Investigational Immunotherapy for Advanced Melanoma Shows Early Promise in Phase 1 Trial

Investigational Immunotherapy for Advanced Melanoma Shows Early Promise in Phase 1 Trial

Patients with advanced melanoma may benefit from an investigational new immunotherapy called IMC-20D7S, according to data from a first-in-human Phase 1 clinical trial.

The study, “An Open-Label, Dose-Escalation Phase I Study of Anti-TYRP1 Monoclonal Antibody IMC-20D7S for Patients with Relapsed or Refractory Melanoma,” published in Clinical Cancer Research, has shown that IMC-20D7S has a moderate clinical activity against melanoma, with a tolerable safety profile.

“Even though immunotherapy has significantly improved outcomes for some patients with advanced melanoma, many patients have tumors that do not respond to currently available treatments or have tumors that initially respond but then become resistant to them,” Jedd D. Wolchok, MD, PhD, the Lloyd J. Old/Virginia and Daniel K. Ludwig chair in Clinical Investigation and chief of the Melanoma and Immunotherapeutics Service at Memorial Sloan Kettering Cancer Center (MSK) in New York, said in a press release.
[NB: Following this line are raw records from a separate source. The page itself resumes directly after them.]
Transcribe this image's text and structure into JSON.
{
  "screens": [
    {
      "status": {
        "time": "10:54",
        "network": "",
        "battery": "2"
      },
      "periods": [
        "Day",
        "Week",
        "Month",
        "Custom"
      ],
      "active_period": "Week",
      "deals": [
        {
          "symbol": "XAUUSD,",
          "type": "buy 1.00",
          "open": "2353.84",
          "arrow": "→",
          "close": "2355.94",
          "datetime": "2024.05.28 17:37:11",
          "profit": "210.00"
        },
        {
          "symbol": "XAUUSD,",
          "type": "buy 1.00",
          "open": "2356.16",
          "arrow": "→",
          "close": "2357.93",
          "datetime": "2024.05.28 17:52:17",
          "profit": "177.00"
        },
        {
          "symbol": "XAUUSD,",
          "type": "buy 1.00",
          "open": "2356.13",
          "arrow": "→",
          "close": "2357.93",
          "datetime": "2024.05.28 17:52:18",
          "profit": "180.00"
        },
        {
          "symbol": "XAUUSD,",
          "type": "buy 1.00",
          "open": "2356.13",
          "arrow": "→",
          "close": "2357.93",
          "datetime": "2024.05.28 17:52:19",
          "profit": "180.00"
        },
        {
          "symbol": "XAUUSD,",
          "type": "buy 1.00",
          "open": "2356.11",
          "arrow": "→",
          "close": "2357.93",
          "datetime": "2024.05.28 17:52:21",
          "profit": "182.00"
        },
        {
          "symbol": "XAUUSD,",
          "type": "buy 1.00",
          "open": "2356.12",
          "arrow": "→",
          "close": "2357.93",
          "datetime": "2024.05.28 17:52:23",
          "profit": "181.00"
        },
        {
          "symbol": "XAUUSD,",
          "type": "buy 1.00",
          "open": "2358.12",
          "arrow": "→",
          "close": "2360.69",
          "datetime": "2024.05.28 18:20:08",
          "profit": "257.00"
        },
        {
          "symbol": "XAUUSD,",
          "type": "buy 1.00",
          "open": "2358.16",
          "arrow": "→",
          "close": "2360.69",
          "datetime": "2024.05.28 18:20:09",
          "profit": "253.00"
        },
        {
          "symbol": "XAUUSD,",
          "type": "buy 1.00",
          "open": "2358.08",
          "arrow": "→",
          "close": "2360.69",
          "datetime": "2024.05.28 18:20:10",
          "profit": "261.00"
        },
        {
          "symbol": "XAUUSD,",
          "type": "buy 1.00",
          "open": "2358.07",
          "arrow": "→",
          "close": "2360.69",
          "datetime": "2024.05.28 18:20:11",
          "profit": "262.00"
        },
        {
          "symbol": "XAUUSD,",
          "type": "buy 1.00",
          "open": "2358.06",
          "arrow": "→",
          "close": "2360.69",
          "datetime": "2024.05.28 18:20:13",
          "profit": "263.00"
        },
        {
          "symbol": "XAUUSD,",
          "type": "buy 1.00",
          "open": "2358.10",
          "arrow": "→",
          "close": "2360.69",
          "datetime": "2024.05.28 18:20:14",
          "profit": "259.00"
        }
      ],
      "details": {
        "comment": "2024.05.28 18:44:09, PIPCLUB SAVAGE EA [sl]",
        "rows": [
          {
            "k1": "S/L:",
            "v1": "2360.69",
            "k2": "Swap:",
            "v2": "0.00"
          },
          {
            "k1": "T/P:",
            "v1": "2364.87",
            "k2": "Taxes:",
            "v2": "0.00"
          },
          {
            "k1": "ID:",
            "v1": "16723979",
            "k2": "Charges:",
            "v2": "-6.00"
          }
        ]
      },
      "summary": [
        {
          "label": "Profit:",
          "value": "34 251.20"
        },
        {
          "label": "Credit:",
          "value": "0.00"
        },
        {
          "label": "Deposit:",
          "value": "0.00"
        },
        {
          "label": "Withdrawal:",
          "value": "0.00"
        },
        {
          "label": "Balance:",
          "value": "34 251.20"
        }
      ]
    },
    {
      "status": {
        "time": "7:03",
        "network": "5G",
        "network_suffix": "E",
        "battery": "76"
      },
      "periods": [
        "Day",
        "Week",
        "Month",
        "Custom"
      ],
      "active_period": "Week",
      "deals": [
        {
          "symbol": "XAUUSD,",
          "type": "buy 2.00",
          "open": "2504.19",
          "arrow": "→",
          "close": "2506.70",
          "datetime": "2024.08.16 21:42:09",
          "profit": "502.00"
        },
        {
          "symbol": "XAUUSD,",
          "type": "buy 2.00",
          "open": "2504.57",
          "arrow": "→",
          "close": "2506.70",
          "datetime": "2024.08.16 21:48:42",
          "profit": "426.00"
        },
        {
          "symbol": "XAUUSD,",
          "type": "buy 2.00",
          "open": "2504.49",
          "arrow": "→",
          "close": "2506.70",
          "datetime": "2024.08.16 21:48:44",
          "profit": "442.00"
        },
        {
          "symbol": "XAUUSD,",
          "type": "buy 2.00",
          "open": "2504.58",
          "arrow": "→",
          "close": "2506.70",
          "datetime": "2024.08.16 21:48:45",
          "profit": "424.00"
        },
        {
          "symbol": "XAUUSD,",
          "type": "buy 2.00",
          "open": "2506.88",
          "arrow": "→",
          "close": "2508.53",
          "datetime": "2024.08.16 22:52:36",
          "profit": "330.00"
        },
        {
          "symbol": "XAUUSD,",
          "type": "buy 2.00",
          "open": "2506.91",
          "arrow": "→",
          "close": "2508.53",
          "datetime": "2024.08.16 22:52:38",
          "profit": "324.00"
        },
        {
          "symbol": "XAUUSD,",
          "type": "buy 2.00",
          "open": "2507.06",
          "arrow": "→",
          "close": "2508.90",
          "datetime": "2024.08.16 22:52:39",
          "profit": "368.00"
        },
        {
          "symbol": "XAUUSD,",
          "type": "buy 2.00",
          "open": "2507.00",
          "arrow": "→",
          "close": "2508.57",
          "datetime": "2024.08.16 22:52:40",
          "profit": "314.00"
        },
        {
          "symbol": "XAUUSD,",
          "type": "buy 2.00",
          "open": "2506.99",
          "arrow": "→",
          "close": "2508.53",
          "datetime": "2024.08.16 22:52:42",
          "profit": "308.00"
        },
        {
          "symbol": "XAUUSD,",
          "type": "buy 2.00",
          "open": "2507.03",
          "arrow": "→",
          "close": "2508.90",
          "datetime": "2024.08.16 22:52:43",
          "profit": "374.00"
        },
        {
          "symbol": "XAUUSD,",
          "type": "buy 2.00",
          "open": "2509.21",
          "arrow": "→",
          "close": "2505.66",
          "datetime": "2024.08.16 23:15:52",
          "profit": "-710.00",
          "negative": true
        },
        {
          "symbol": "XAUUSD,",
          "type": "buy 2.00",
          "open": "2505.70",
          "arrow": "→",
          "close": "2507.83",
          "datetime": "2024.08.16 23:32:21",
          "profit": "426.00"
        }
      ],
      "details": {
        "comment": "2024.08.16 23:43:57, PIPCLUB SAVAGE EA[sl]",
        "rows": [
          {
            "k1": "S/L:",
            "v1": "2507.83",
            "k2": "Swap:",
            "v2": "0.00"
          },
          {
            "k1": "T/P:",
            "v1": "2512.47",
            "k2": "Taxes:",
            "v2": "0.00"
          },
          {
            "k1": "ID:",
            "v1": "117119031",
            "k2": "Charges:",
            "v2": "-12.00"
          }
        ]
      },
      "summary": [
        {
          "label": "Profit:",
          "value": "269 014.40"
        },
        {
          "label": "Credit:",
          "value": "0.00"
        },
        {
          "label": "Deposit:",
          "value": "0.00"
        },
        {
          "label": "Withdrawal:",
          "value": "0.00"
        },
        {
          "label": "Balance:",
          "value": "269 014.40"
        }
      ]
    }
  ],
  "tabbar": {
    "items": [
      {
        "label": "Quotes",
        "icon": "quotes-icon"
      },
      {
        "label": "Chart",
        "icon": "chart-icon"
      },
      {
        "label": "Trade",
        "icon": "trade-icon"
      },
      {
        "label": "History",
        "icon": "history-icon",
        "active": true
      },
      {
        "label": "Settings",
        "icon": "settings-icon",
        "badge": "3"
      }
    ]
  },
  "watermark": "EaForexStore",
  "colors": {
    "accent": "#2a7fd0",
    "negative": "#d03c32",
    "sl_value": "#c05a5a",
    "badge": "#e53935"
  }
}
In recent years, researchers have been focusing on the development of monoclonal antibodies targeting a specific molecule at the surface of cancer cells, that instead of inhibiting signaling pathways required for the cancer cells, induce strong immune responses against the cells to which the antibody binds.

TYRP1 has emerged as a promising target in melanoma; it is highly expressed in melanocytes and melanoma cells, and its expression is generally stable throughout disease progression.

IMC-20D7S was developed to induce a strong immune response to TYRP1. In preclinical models, the drug has shown tumor growth inhibition in a mechanism that was dependent on natural killer cells. Given the preclinical activity of the TYRP1-directed antibody therapy, the researchers now conducted a Phase 1/1b trial of IMC-20D7S in advanced melanoma patients.

“In this study, we evaluated the safety and early clinical activity of a new anti-melanoma immunotherapy,” said Wolchok, who is also director of the Parker Institute for Cancer Immunotherapy and associate director of the Ludwig Center for Cancer Immunotherapy at MSK. “We were pleased to see that IMC-20D7S was safe and none of the patients had high-grade serious adverse events related to treatment.”

“Given that IMC-20D7S monotherapy resulted in only modest clinical activity for patients, I would anticipate that future studies will focus on evaluating agents such as this in combination with other treatments,” he added.

The open-label, dose-escalation Phase 1/1b trial (NCT01137006) enrolled 27 patients, ages 44 to 84 years, who had unresectable stage 3 or stage 4 melanoma that had progressed on or after prior treatment.

The study was designed to test different doses of IMC-20D7S in two different dosing schedules: every two weeks, or every three weeks.

The treatment induced a disease control rate of 41 percent, which was classified as having either stable disease, partial response, or complete response. One patient had a complete response that lasted nearly six months, and 10 patients had stable disease as their best response.

In terms of safety, 52 percent of patients had low-grade adverse events, the most common of which were fatigue and constipation. No patients experienced grade 3 or higher treatment-related adverse events. Therefore, a maximum tolerated dose was not determined.

“The patients enrolled in this trial were all heavily pretreated; as a result, their immune systems may not have been sufficiently robust to be reinvigorated by IMC-20D7S,” Wolchok said.

“We hope that we can increase the clinical activity of IMC-20D7S by using it in combination with other treatments or by using it as a tool to deliver chemotherapeutics or radioactive particles to the melanoma cells.”